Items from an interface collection
--
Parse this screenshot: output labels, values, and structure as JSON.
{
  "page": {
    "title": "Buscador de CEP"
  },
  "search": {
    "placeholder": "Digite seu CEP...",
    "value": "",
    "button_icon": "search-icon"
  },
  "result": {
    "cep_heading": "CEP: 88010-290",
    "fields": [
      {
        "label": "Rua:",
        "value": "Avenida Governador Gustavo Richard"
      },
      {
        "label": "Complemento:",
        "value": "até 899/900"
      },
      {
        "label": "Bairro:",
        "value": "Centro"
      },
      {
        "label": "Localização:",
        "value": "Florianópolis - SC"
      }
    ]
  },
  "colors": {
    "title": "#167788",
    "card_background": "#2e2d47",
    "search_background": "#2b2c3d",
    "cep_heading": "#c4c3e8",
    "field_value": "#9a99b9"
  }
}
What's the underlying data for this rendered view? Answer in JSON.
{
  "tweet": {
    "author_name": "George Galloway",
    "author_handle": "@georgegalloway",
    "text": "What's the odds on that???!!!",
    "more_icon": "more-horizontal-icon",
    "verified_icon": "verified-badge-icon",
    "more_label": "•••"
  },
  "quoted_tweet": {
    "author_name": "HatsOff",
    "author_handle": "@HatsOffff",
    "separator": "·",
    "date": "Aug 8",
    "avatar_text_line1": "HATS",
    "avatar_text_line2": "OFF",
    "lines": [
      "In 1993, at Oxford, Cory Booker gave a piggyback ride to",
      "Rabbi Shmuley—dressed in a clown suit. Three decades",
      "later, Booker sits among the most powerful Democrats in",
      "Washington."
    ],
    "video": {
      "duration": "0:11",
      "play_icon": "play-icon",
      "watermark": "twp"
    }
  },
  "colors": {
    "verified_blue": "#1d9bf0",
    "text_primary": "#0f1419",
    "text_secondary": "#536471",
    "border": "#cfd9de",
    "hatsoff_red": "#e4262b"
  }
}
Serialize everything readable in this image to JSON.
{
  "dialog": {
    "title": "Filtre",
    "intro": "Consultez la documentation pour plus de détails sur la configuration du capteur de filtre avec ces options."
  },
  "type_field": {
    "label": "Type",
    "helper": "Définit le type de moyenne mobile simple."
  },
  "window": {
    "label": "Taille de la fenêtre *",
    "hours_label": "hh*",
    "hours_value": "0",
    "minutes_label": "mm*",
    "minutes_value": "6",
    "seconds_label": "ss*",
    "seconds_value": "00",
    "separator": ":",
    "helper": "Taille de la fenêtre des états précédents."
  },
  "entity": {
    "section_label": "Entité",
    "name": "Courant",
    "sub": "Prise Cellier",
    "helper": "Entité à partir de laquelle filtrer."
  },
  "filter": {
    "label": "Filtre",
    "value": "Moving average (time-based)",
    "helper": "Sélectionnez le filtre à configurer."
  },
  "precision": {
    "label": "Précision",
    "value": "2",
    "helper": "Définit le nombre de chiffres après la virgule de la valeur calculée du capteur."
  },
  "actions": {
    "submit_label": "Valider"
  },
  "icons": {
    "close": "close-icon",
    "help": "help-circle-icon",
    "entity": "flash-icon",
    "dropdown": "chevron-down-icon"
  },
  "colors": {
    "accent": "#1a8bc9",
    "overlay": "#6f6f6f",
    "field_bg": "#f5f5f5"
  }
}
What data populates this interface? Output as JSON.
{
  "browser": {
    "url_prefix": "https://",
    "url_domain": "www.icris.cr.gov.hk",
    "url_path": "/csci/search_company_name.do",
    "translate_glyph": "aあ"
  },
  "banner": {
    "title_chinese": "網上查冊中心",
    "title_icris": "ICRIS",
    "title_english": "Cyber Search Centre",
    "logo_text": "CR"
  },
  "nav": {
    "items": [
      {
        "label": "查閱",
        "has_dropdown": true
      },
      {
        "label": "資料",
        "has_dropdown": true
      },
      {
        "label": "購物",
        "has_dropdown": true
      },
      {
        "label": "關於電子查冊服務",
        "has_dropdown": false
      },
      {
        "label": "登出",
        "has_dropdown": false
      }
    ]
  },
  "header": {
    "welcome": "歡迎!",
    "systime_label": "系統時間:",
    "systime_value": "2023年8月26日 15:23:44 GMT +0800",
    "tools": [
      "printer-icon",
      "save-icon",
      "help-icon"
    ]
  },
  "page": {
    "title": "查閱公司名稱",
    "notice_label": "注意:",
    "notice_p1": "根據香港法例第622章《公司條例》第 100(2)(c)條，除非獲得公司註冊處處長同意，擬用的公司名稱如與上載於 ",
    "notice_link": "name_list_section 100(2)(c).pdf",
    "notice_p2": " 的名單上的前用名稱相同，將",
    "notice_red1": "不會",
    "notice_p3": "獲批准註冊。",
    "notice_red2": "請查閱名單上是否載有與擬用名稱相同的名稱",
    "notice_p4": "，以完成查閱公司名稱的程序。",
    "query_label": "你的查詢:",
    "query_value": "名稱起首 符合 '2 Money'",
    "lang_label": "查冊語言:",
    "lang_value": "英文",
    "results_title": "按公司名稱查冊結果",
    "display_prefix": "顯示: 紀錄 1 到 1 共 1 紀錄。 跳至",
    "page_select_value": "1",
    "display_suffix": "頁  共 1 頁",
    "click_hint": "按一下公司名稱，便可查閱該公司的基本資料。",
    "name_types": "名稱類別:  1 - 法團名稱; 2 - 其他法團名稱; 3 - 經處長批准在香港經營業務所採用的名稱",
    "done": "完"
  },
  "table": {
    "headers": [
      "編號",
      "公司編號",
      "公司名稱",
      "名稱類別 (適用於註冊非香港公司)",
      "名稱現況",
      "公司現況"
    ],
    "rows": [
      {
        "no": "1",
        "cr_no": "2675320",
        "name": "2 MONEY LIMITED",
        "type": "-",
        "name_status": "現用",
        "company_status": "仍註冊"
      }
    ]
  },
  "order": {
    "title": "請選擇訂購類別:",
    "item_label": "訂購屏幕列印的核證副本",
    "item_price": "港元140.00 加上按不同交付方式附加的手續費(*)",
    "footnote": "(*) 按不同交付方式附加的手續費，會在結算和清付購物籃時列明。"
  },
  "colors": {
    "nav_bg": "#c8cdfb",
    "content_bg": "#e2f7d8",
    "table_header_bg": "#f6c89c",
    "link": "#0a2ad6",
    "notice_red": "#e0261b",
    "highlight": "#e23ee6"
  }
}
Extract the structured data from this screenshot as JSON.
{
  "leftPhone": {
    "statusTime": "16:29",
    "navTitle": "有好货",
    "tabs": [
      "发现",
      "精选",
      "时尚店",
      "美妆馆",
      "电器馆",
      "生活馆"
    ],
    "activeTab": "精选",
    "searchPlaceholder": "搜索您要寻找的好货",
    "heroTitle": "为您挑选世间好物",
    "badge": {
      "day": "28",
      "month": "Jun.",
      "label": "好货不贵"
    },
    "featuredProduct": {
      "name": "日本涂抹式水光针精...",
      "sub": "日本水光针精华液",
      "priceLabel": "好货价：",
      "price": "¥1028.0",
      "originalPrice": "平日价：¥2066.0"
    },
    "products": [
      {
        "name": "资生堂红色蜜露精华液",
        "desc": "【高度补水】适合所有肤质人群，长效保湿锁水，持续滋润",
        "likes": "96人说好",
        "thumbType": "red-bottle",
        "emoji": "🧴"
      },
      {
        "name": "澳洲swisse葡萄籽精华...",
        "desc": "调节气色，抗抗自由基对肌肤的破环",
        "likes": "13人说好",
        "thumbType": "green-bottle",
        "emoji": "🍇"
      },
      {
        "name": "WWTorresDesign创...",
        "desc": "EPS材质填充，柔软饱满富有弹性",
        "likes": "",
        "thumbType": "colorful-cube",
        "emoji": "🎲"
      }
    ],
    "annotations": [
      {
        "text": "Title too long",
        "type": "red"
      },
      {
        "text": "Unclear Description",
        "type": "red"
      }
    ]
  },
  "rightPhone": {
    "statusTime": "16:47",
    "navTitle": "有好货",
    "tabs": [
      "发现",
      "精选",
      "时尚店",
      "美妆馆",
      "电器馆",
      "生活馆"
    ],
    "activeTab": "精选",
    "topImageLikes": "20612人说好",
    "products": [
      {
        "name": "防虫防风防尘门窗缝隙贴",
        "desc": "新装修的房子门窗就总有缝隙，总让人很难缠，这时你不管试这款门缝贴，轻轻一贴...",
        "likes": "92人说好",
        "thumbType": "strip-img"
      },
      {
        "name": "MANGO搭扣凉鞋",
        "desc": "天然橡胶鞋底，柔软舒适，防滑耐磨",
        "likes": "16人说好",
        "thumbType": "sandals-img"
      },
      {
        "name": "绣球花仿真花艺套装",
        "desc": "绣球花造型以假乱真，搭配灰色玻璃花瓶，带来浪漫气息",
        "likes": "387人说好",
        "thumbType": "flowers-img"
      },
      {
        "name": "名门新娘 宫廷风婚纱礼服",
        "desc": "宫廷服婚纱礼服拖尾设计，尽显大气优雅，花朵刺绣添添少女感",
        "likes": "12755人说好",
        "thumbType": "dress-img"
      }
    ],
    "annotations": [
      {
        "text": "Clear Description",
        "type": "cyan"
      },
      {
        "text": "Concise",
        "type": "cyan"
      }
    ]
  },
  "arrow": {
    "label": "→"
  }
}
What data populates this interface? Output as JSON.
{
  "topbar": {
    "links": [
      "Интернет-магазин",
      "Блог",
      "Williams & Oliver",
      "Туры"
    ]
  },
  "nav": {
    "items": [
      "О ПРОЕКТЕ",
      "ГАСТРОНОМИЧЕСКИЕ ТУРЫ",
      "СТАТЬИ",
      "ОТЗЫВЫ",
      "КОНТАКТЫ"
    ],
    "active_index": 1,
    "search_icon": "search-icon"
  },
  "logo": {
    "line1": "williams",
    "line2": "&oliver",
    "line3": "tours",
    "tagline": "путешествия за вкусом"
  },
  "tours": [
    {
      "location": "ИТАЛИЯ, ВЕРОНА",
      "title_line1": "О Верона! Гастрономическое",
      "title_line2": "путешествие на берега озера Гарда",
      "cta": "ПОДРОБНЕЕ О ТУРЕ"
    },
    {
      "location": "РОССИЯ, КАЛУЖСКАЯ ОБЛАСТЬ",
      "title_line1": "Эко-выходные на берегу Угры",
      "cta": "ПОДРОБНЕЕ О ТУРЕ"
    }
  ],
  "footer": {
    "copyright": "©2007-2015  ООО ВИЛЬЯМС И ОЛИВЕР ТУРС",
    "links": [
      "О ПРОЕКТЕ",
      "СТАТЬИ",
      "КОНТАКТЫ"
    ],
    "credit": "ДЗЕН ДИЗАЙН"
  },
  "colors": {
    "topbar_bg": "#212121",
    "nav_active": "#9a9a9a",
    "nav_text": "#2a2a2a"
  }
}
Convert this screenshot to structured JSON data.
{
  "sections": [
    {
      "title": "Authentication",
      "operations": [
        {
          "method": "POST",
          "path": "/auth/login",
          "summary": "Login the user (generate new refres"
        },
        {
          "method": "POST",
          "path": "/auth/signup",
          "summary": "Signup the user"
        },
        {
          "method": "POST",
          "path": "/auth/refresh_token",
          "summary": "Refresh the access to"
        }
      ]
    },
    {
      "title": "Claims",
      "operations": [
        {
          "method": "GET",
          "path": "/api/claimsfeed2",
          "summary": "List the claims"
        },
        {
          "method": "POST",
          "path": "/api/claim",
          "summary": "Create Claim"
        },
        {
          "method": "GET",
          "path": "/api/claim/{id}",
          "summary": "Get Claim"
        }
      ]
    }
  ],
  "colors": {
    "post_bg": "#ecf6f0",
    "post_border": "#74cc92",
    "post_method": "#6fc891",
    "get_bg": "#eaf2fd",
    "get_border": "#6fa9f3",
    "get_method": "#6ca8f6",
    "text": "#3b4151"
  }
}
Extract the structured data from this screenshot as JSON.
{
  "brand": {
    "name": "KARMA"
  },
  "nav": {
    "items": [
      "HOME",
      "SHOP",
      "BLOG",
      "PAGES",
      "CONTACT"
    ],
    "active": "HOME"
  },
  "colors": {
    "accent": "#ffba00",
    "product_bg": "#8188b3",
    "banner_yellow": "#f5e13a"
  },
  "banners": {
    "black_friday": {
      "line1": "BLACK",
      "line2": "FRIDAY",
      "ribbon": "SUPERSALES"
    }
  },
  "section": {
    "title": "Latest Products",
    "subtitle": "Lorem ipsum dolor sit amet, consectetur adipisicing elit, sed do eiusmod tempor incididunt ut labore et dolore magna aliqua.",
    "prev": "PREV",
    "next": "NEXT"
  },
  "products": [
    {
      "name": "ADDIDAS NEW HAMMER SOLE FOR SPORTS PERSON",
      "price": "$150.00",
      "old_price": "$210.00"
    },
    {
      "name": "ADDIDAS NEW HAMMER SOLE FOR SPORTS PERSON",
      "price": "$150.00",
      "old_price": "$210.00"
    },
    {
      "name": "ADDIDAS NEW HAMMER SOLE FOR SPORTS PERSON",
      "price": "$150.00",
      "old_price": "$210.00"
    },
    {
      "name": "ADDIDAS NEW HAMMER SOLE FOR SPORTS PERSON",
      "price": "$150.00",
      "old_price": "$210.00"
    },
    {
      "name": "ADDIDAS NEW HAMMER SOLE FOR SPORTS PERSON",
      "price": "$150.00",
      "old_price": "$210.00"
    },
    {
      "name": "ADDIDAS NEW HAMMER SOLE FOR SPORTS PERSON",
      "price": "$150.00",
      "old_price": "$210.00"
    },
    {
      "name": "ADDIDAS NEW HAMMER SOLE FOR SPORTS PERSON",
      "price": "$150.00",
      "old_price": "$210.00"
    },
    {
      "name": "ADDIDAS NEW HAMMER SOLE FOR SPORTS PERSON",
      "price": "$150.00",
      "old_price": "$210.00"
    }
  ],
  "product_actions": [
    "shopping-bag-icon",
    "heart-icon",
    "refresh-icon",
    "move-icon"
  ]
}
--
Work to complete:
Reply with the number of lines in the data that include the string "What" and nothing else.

Answer space:
4